Parents… you may notice that your child’s homework, or their approach to solving math problems, looks different than what you remember from when you were a student. It may feel like you have no idea how to help your child. How can you support your child if you are not familiar with the way your student is learning?
Why Is Math Different Today?
The goal of today’s math teaching is to help students develop a deep understanding of the math concepts, as opposed to memorizing the steps to solve a problem correctly, so that they actually understand why an answer is correct.

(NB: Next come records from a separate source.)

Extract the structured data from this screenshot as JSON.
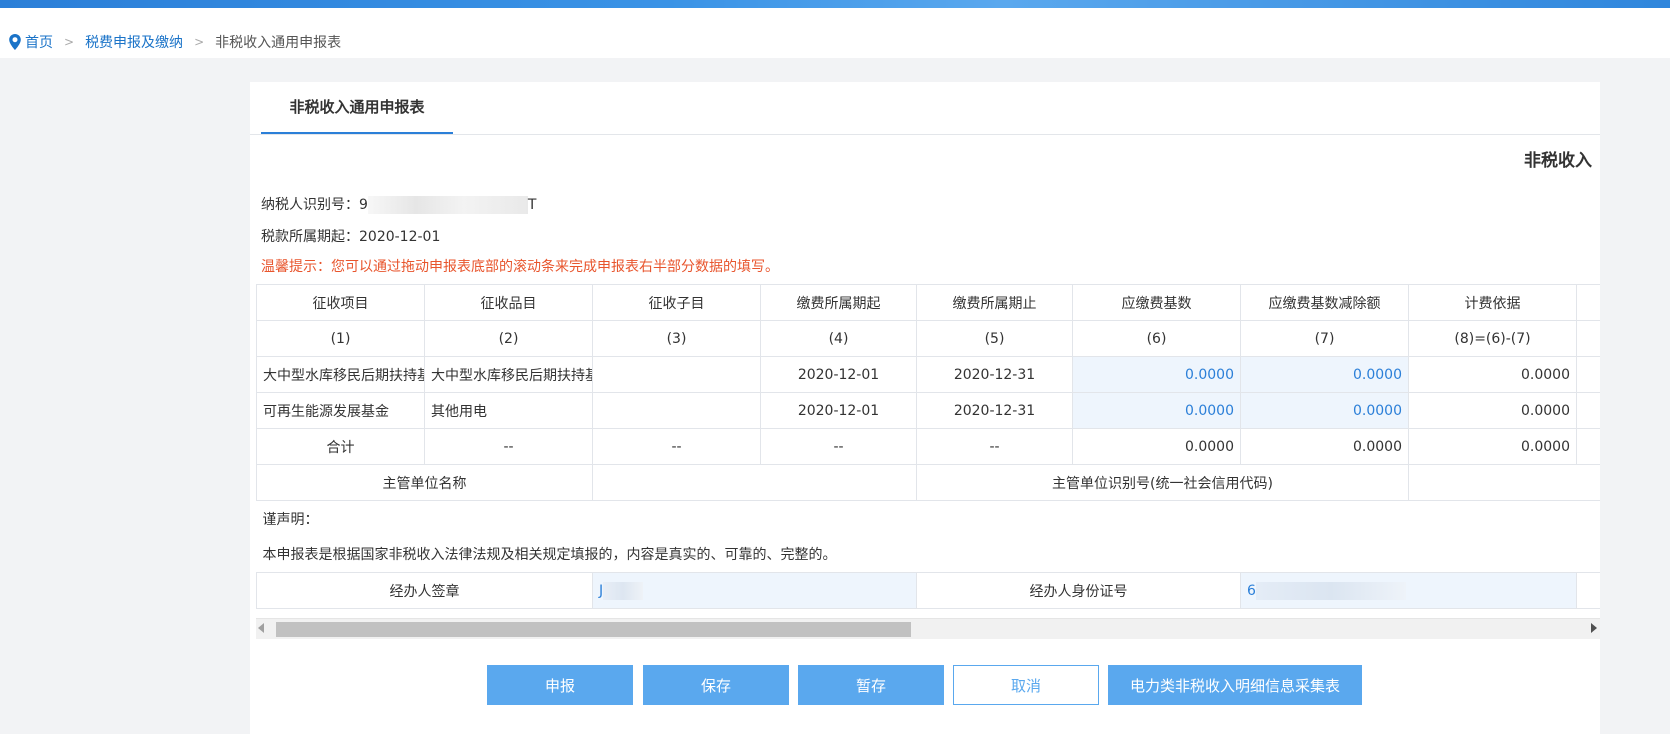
{
  "breadcrumb": {
    "home": "首页",
    "level1": "税费申报及缴纳",
    "current": "非税收入通用申报表",
    "sep": ">"
  },
  "tab": {
    "label": "非税收入通用申报表"
  },
  "corner_title": "非税收入",
  "info": {
    "taxpayer_id_label": "纳税人识别号：",
    "taxpayer_id_prefix": "9",
    "taxpayer_id_suffix": "T",
    "period_label": "税款所属期起：",
    "period_value": "2020-12-01"
  },
  "tip": "温馨提示：您可以通过拖动申报表底部的滚动条来完成申报表右半部分数据的填写。",
  "table": {
    "headers": [
      "征收项目",
      "征收品目",
      "征收子目",
      "缴费所属期起",
      "缴费所属期止",
      "应缴费基数",
      "应缴费基数减除额",
      "计费依据"
    ],
    "col_numbers": [
      "(1)",
      "(2)",
      "(3)",
      "(4)",
      "(5)",
      "(6)",
      "(7)",
      "(8)=(6)-(7)"
    ],
    "rows": [
      [
        "大中型水库移民后期扶持基金",
        "大中型水库移民后期扶持基金",
        "",
        "2020-12-01",
        "2020-12-31",
        "0.0000",
        "0.0000",
        "0.0000"
      ],
      [
        "可再生能源发展基金",
        "其他用电",
        "",
        "2020-12-01",
        "2020-12-31",
        "0.0000",
        "0.0000",
        "0.0000"
      ]
    ],
    "total": [
      "合计",
      "--",
      "--",
      "--",
      "--",
      "0.0000",
      "0.0000",
      "0.0000"
    ],
    "authority_name_label": "主管单位名称",
    "authority_name_value": "",
    "authority_id_label": "主管单位识别号(统一社会信用代码)",
    "authority_id_value": "",
    "declaration_title": "谨声明：",
    "declaration_text": "本申报表是根据国家非税收入法律法规及相关规定填报的，内容是真实的、可靠的、完整的。",
    "agent_sign_label": "经办人签章",
    "agent_sign_prefix": "J",
    "agent_id_label": "经办人身份证号",
    "agent_id_prefix": "6"
  },
  "buttons": {
    "submit": "申报",
    "save": "保存",
    "temp_save": "暂存",
    "cancel": "取消",
    "power_form": "电力类非税收入明细信息采集表"
  },
  "colors": {
    "primary": "#5aa8ee",
    "link": "#1a73c8",
    "tip": "#e8552d"
  }
}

Many of us remember the steps to divide fractions: Keep the first fraction, change the sign from division to multiplication, flip the second fraction (reciprocal). I remember the steps as Keep, Change, Flip! Personally, I am efficient and accurate with this type of math. I could do hundreds of problems accurately and feel proud of myself for doing so. I memorized the steps! Keep, Change, Flip! What more is there to know?

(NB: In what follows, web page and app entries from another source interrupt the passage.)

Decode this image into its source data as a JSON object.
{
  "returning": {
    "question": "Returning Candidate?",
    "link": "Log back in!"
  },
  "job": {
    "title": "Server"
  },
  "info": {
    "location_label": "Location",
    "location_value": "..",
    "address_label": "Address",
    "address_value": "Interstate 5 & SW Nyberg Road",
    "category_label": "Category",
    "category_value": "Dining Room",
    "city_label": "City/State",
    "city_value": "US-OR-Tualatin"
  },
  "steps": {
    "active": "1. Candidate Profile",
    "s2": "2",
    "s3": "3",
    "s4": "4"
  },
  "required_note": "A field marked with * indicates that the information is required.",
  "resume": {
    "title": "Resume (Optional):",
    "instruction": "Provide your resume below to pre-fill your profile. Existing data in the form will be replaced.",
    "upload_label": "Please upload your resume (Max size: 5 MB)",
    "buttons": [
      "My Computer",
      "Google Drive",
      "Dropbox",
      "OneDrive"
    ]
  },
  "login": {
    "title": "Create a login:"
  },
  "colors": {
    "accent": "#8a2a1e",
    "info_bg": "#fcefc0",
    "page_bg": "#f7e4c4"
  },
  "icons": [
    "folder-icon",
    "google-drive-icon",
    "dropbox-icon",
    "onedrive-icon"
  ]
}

Today, students are taught to understand why and how the steps to solve a math problem work. Furthermore, they are encouraged to show their mathematical thinking with drawings and models and to explain their reasoning. While many of us were taught to get the correct answer to a math problem, today students need to understand why that answer is correct, then explain that in words and pictures. All of this leads to a deeper, more advanced understanding of the math concepts instead of just following steps without understanding why they are going through the motions as we were taught to do.
You may be able to easily solve ½ ÷ ¼ to be equal to ½ x 4 = 2.
Your student will most likely need to understand that ½ ÷ ¼ is like thinking of how many groups of ¼ there are in ½. A way to show this using a model is:
One can easily see that there are two ¼s in ½! This shows that ½ ÷ ¼ = 2!
This may all be frustrating and harder for parents, but it is better for the kids!
How You Can Help Your Child With Math!
Parents want to help with math homework, but often they are confused about how their child is solving a math problem. This disconnect between a parent’s knowledge of how to solve a math problem and how their child is supposed to solve it for homework can be a stressful part of the nightly routine.
Don’t stress! You can still support your child’s learning in math.
Generic Support for Math Homework
- Support your child in doing his/her homework. You do not have to be an expert and do it for them! Ask them questions, i.e., Where do you think you should begin? What do you think you should do next?
- Encourage your child to look at his/her notes and classwork to help solve the problem.
- Make sure your child’s answers are complete; include labels, i.e., inches, apples, etc.
Regularly Relate Math to Everyday Life
- Refer to money, quantities, and discounts when shopping.
- Talk about measuring ingredients while cooking.
- Discuss calendar skills like counting down days to a birthday or holiday.
- Practice Problem Solving. I only have one cup of blueberries and I need four cups to make a pie. How many more cups of blueberries do I need?
- Talk about math in a positive way. Your attitude is contagious.
Utilize Online Resources
- Kahn Academy www.kahnacademy.org Hopkinton families search “Eureka Math Grade 3” (use whatever grade level you need) for practice and videos aligned to the district’s elementary curriculum.
Online Math Facts and Skills Practice
- XtraMath www.XtraMath.org
- Math Games www.mathgames.com
- Splash Math www.splashmath.com
- Drag and Drop Math https://www.mrnussbaum.com/drag-and-drop-math/
If your child is still struggling, make sure to communicate your concerns with his/her teacher. Children benefit when teachers and parents work together.
Homework Academy Can Help!
Free up your kitchen table a few times a week and send your students to the Homework Academy offered by Hopkinton’s Education Station. Parents will feel relieved that their child’s math homework assignment is completed without frustration!
By Moira Motyka, Education Station Homework Academy Instructor and Former Hopkinton 5th Grade Teacher